Find out more about the different types of stroke and why they happen.
Aphasia is a long-term condition and many people will continue to need support for several years after its onset. However, with the right tools and support, even someone with severe aphasia can continue to communicate effectively.
Find out about setting up a regular donation to support stroke survivors in your area.
Broadcaster, author and stroke survivor Andrew Marr is supporting a nationwide search for stroke survivors to enter the Stroke Association’s Life After Stroke Awards (LASA) 2016.
Young stroke survivor Emily Curry reflects on her life a year after her stroke.
Cholesterol is a fatty substance that is found in our blood. Reducing your cholesterol level can reduce your risk of stroke.
How aphasia may affect your mood and emotions.
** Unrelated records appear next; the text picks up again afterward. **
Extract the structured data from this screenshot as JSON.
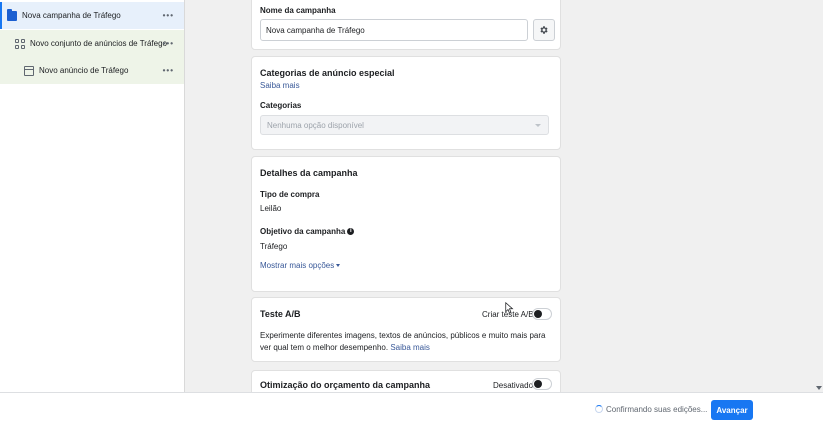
{
  "tree": {
    "campaign": {
      "label": "Nova campanha de Tráfego",
      "more": "•••"
    },
    "adset": {
      "label": "Novo conjunto de anúncios de Tráfego",
      "more": "•••"
    },
    "ad": {
      "label": "Novo anúncio de Tráfego",
      "more": "•••"
    }
  },
  "campaign_name": {
    "label": "Nome da campanha",
    "value": "Nova campanha de Tráfego"
  },
  "special_categories": {
    "title": "Categorias de anúncio especial",
    "learn_more": "Saiba mais",
    "categories_label": "Categorias",
    "select_value": "Nenhuma opção disponível"
  },
  "campaign_details": {
    "title": "Detalhes da campanha",
    "purchase_type_label": "Tipo de compra",
    "purchase_type_value": "Leilão",
    "objective_label": "Objetivo da campanha",
    "objective_value": "Tráfego",
    "show_more": "Mostrar mais opções"
  },
  "ab_test": {
    "title": "Teste A/B",
    "toggle_label": "Criar teste A/B",
    "description": "Experimente diferentes imagens, textos de anúncios, públicos e muito mais para ver qual tem o melhor desempenho.",
    "learn_more": "Saiba mais"
  },
  "budget_optimization": {
    "title": "Otimização do orçamento da campanha",
    "toggle_label": "Desativado"
  },
  "footer": {
    "status": "Confirmando suas edições...",
    "next_button": "Avançar"
  },
  "colors": {
    "accent": "#1877f2",
    "link": "#385898",
    "selected_row": "#e7f0fb",
    "child_rows": "#eef4e8"
  }
}
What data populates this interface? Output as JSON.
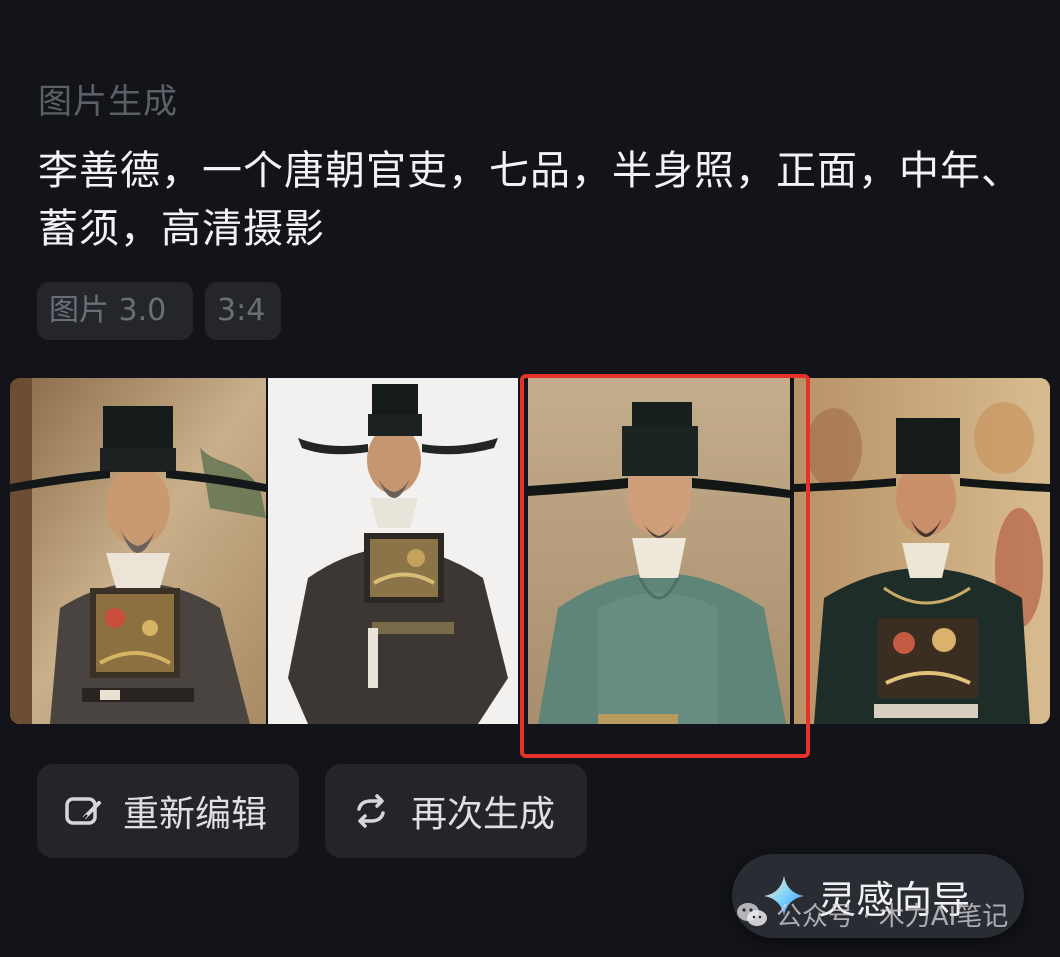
{
  "section": {
    "label": "图片生成"
  },
  "prompt": {
    "text": "李善德，一个唐朝官吏，七品，半身照，正面，中年、蓄须，高清摄影"
  },
  "tags": {
    "model": "图片 3.0",
    "ratio": "3:4"
  },
  "images": [
    {
      "icon": "portrait-image-1",
      "robe": "#4a4440",
      "background": "#c9b08a",
      "selected": false
    },
    {
      "icon": "portrait-image-2",
      "robe": "#3d3733",
      "background": "#f2f1ef",
      "selected": false
    },
    {
      "icon": "portrait-image-3",
      "robe": "#5f8478",
      "background": "#b99f7e",
      "selected": true
    },
    {
      "icon": "portrait-image-4",
      "robe": "#1f2d28",
      "background": "#c8a878",
      "selected": false
    }
  ],
  "actions": {
    "edit_label": "重新编辑",
    "edit_icon": "edit-icon",
    "regenerate_label": "再次生成",
    "regenerate_icon": "refresh-icon"
  },
  "inspiration": {
    "label": "灵感向导",
    "icon": "sparkle-icon"
  },
  "watermark": {
    "text": "公众号 · 木力AI笔记",
    "icon": "wechat-icon"
  },
  "colors": {
    "background": "#131419",
    "highlight": "#e6322a",
    "button": "#23252b"
  }
}
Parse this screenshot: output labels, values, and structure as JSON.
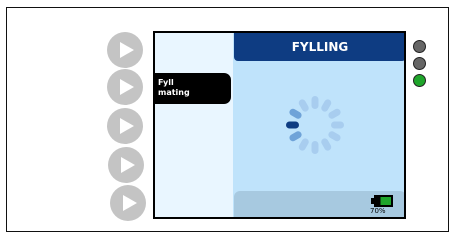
{
  "header": {
    "title": "FYLLING"
  },
  "menu": {
    "item_line1": "Fyll",
    "item_line2": "mating"
  },
  "status": {
    "battery_percent": "70%",
    "battery_level": 0.7,
    "battery_color": "#1fa52b"
  },
  "indicators": [
    {
      "name": "indicator-1",
      "color": "#666666"
    },
    {
      "name": "indicator-2",
      "color": "#666666"
    },
    {
      "name": "indicator-3",
      "color": "#1fa52b"
    }
  ],
  "side_buttons": [
    "play-icon",
    "play-icon",
    "play-icon",
    "play-icon",
    "play-icon"
  ]
}
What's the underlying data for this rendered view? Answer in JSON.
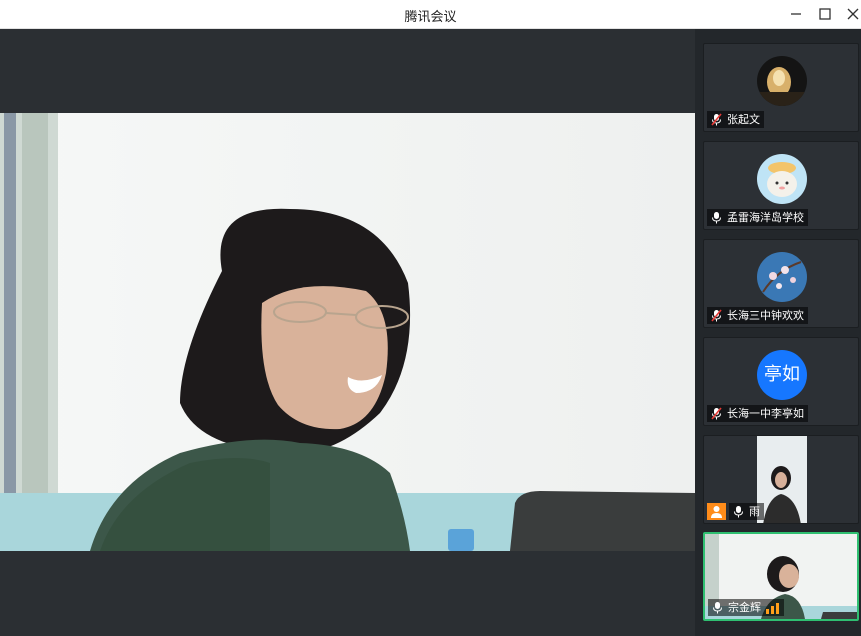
{
  "window": {
    "title": "腾讯会议"
  },
  "controls": {
    "minimize_icon": "minimize-icon",
    "maximize_icon": "maximize-icon",
    "close_icon": "close-icon"
  },
  "participants": [
    {
      "name": "张起文",
      "mic": "muted",
      "avatar": "image"
    },
    {
      "name": "孟雷海洋岛学校",
      "mic": "on",
      "avatar": "image"
    },
    {
      "name": "长海三中钟欢欢",
      "mic": "muted",
      "avatar": "image"
    },
    {
      "name": "长海一中李亭如",
      "mic": "muted",
      "avatar": "text",
      "avatar_text": "亭如"
    },
    {
      "name": "雨",
      "mic": "on",
      "avatar": "video",
      "sharing": true
    },
    {
      "name": "宗金辉",
      "mic": "on",
      "avatar": "video",
      "speaking": true
    }
  ],
  "colors": {
    "accent": "#1677ff",
    "active_border": "#2fbf71",
    "share_badge": "#ff8c1a",
    "muted_mic": "#e53935"
  }
}
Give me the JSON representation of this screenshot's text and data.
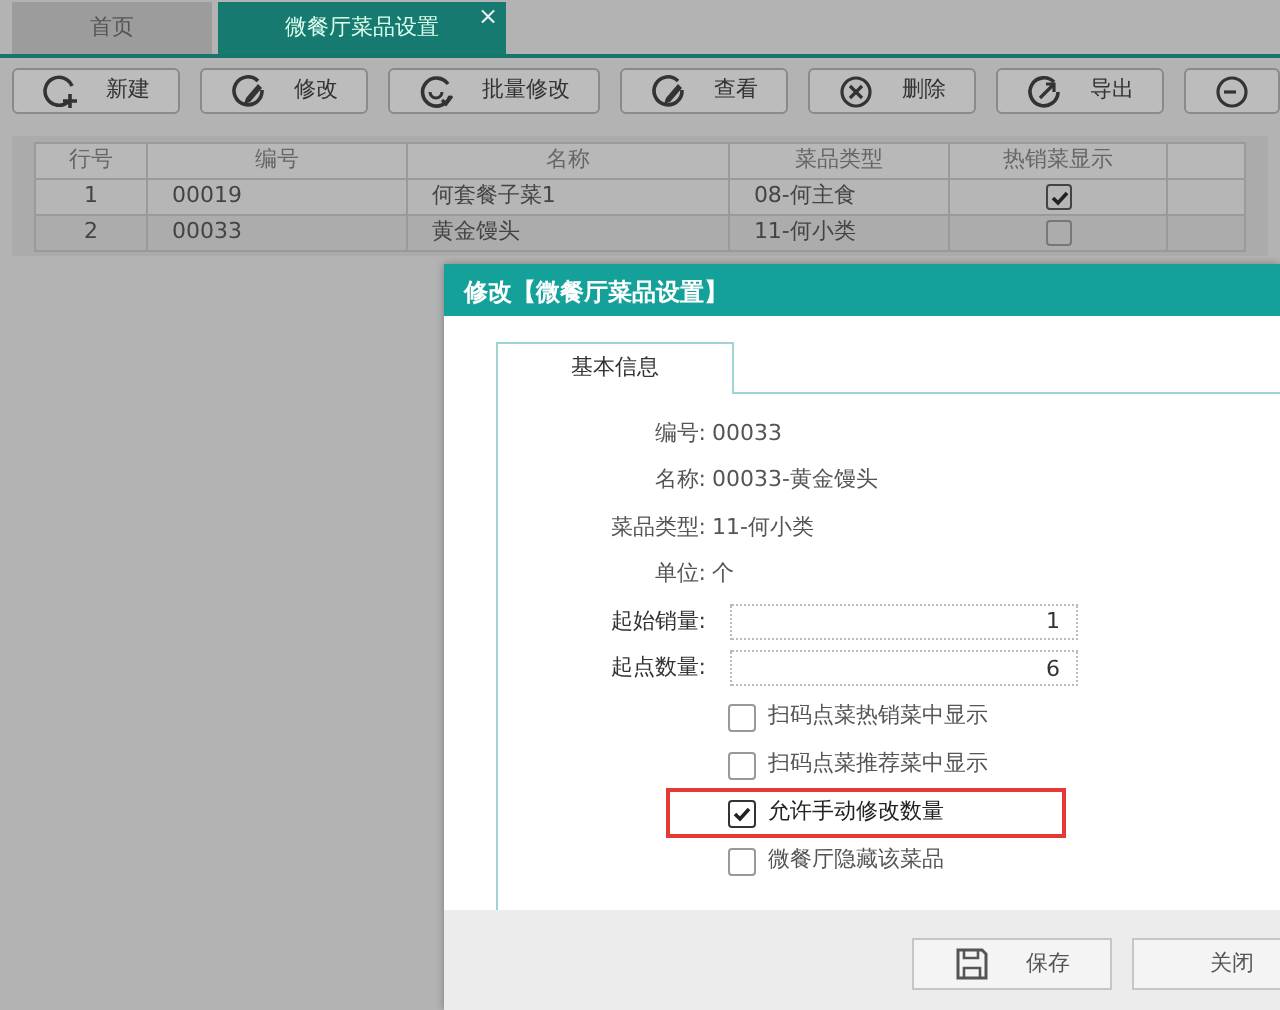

An ischaemic stroke happens when a blood clot, or other blockage, cuts off the blood supply to your brain. This is the most common type of stroke.